:: Record extracts ::

--------------------------------------------------

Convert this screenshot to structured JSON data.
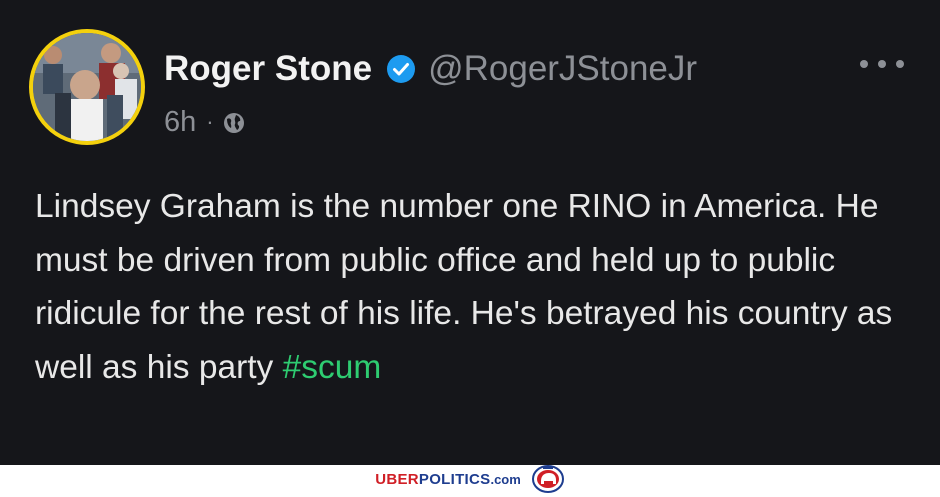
{
  "post": {
    "author": {
      "display_name": "Roger Stone",
      "handle": "@RogerJStoneJr",
      "verified": true,
      "avatar_icon": "profile-photo-avatar"
    },
    "timestamp": "6h",
    "separator": "·",
    "visibility_icon": "globe-icon",
    "more_icon": "more-options-icon",
    "text": "Lindsey Graham is the number one RINO in America. He must be driven from public office and held up to public ridicule for the rest of his life. He's betrayed his country as well as his party ",
    "hashtag": "#scum"
  },
  "watermark": {
    "part1": "UBER",
    "part2": "POLITICS",
    "part3": ".com",
    "logo_icon": "republican-elephant-logo"
  },
  "colors": {
    "background": "#15161a",
    "text": "#e8e8e8",
    "secondary": "#8d9096",
    "verified_badge": "#1d9bf0",
    "hashtag": "#2ecc71",
    "avatar_ring": "#f4d10d",
    "watermark_red": "#d01f26",
    "watermark_blue": "#1e3d8f"
  }
}
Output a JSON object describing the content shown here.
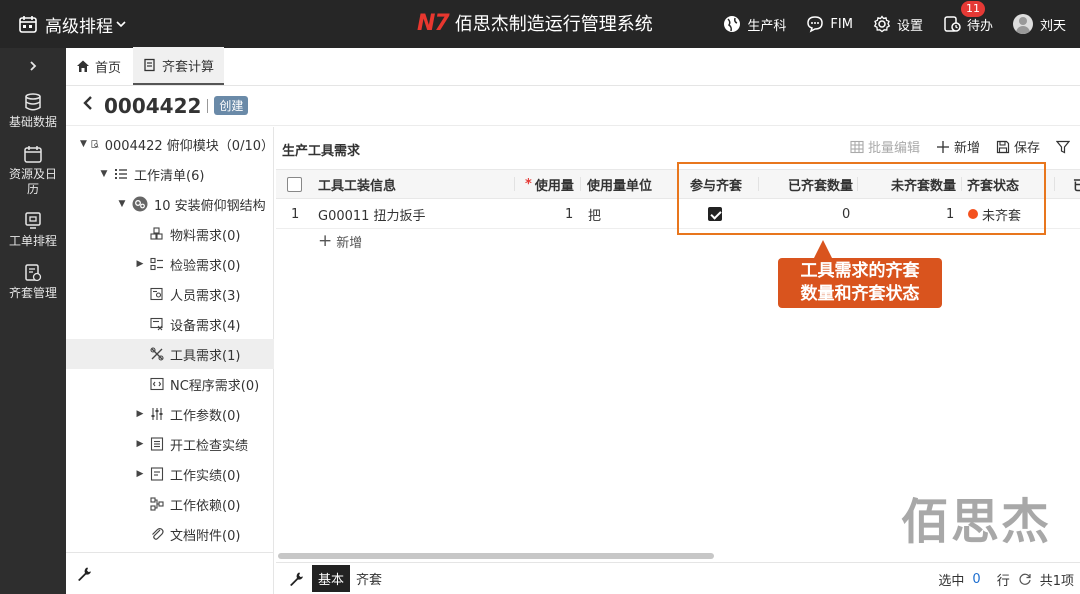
{
  "topbar": {
    "app_title": "高级排程",
    "brand_logo": "N7",
    "brand_title": "佰思杰制造运行管理系统",
    "items": {
      "dept": "生产科",
      "fim": "FIM",
      "settings": "设置",
      "todo": "待办",
      "todo_badge": "11",
      "user": "刘天"
    }
  },
  "leftnav": {
    "items": [
      {
        "label": "基础数据"
      },
      {
        "label": "资源及日历"
      },
      {
        "label": "工单排程"
      },
      {
        "label": "齐套管理"
      }
    ]
  },
  "tabs": {
    "home": "首页",
    "kit_calc": "齐套计算"
  },
  "header": {
    "code": "0004422",
    "status": "创建"
  },
  "tree": {
    "root": "0004422 俯仰模块（0/10）",
    "work_list": "工作清单(6)",
    "op": "10 安装俯仰钢结构",
    "children": [
      "物料需求(0)",
      "检验需求(0)",
      "人员需求(3)",
      "设备需求(4)",
      "工具需求(1)",
      "NC程序需求(0)",
      "工作参数(0)",
      "开工检查实绩",
      "工作实绩(0)",
      "工作依赖(0)",
      "文档附件(0)"
    ]
  },
  "panel": {
    "title": "生产工具需求",
    "tools": {
      "batch_edit": "批量编辑",
      "add": "新增",
      "save": "保存"
    },
    "columns": {
      "tool_info": "工具工装信息",
      "qty": "使用量",
      "unit": "使用量单位",
      "join_kit": "参与齐套",
      "kitted_qty": "已齐套数量",
      "unkitted_qty": "未齐套数量",
      "kit_status": "齐套状态",
      "more": "已"
    },
    "rows": [
      {
        "index": "1",
        "tool_info": "G00011 扭力扳手",
        "qty": "1",
        "unit": "把",
        "join_kit": true,
        "kitted_qty": "0",
        "unkitted_qty": "1",
        "kit_status": "未齐套"
      }
    ],
    "add_row": "新增",
    "callout_line1": "工具需求的齐套",
    "callout_line2": "数量和齐套状态"
  },
  "watermark": "佰思杰",
  "footer": {
    "tab_basic": "基本",
    "tab_kit": "齐套",
    "selected_label": "选中",
    "selected_count": "0",
    "row_label": "行",
    "total": "共1项"
  },
  "colors": {
    "topbar_bg": "#262626",
    "leftnav_bg": "#2e2e2e",
    "brand_red": "#e8372f",
    "highlight_orange": "#e8761d",
    "callout_bg": "#d9541e",
    "status_dot": "#f4511e",
    "link_blue": "#1e6fd0"
  }
}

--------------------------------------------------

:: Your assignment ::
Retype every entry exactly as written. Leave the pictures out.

:: Exercise output ::
Convert this screenshot to structured JSON data.
{
  "post": {
    "author": {
      "display_name": "Roger Stone",
      "handle": "@RogerJStoneJr",
      "verified": true,
      "avatar_icon": "profile-photo-avatar"
    },
    "timestamp": "6h",
    "separator": "·",
    "visibility_icon": "globe-icon",
    "more_icon": "more-options-icon",
    "text": "Lindsey Graham is the number one RINO in America. He must be driven from public office and held up to public ridicule for the rest of his life. He's betrayed his country as well as his party ",
    "hashtag": "#scum"
  },
  "watermark": {
    "part1": "UBER",
    "part2": "POLITICS",
    "part3": ".com",
    "logo_icon": "republican-elephant-logo"
  },
  "colors": {
    "background": "#15161a",
    "text": "#e8e8e8",
    "secondary": "#8d9096",
    "verified_badge": "#1d9bf0",
    "hashtag": "#2ecc71",
    "avatar_ring": "#f4d10d",
    "watermark_red": "#d01f26",
    "watermark_blue": "#1e3d8f"
  }
}
Output a JSON object describing the content shown here.
{
  "topbar": {
    "app_title": "高级排程",
    "brand_logo": "N7",
    "brand_title": "佰思杰制造运行管理系统",
    "items": {
      "dept": "生产科",
      "fim": "FIM",
      "settings": "设置",
      "todo": "待办",
      "todo_badge": "11",
      "user": "刘天"
    }
  },
  "leftnav": {
    "items": [
      {
        "label": "基础数据"
      },
      {
        "label": "资源及日历"
      },
      {
        "label": "工单排程"
      },
      {
        "label": "齐套管理"
      }
    ]
  },
  "tabs": {
    "home": "首页",
    "kit_calc": "齐套计算"
  },
  "header": {
    "code": "0004422",
    "status": "创建"
  },
  "tree": {
    "root": "0004422 俯仰模块（0/10）",
    "work_list": "工作清单(6)",
    "op": "10 安装俯仰钢结构",
    "children": [
      "物料需求(0)",
      "检验需求(0)",
      "人员需求(3)",
      "设备需求(4)",
      "工具需求(1)",
      "NC程序需求(0)",
      "工作参数(0)",
      "开工检查实绩",
      "工作实绩(0)",
      "工作依赖(0)",
      "文档附件(0)"
    ]
  },
  "panel": {
    "title": "生产工具需求",
    "tools": {
      "batch_edit": "批量编辑",
      "add": "新增",
      "save": "保存"
    },
    "columns": {
      "tool_info": "工具工装信息",
      "qty": "使用量",
      "unit": "使用量单位",
      "join_kit": "参与齐套",
      "kitted_qty": "已齐套数量",
      "unkitted_qty": "未齐套数量",
      "kit_status": "齐套状态",
      "more": "已"
    },
    "rows": [
      {
        "index": "1",
        "tool_info": "G00011 扭力扳手",
        "qty": "1",
        "unit": "把",
        "join_kit": true,
        "kitted_qty": "0",
        "unkitted_qty": "1",
        "kit_status": "未齐套"
      }
    ],
    "add_row": "新增",
    "callout_line1": "工具需求的齐套",
    "callout_line2": "数量和齐套状态"
  },
  "watermark": "佰思杰",
  "footer": {
    "tab_basic": "基本",
    "tab_kit": "齐套",
    "selected_label": "选中",
    "selected_count": "0",
    "row_label": "行",
    "total": "共1项"
  },
  "colors": {
    "topbar_bg": "#262626",
    "leftnav_bg": "#2e2e2e",
    "brand_red": "#e8372f",
    "highlight_orange": "#e8761d",
    "callout_bg": "#d9541e",
    "status_dot": "#f4511e",
    "link_blue": "#1e6fd0"
  }
}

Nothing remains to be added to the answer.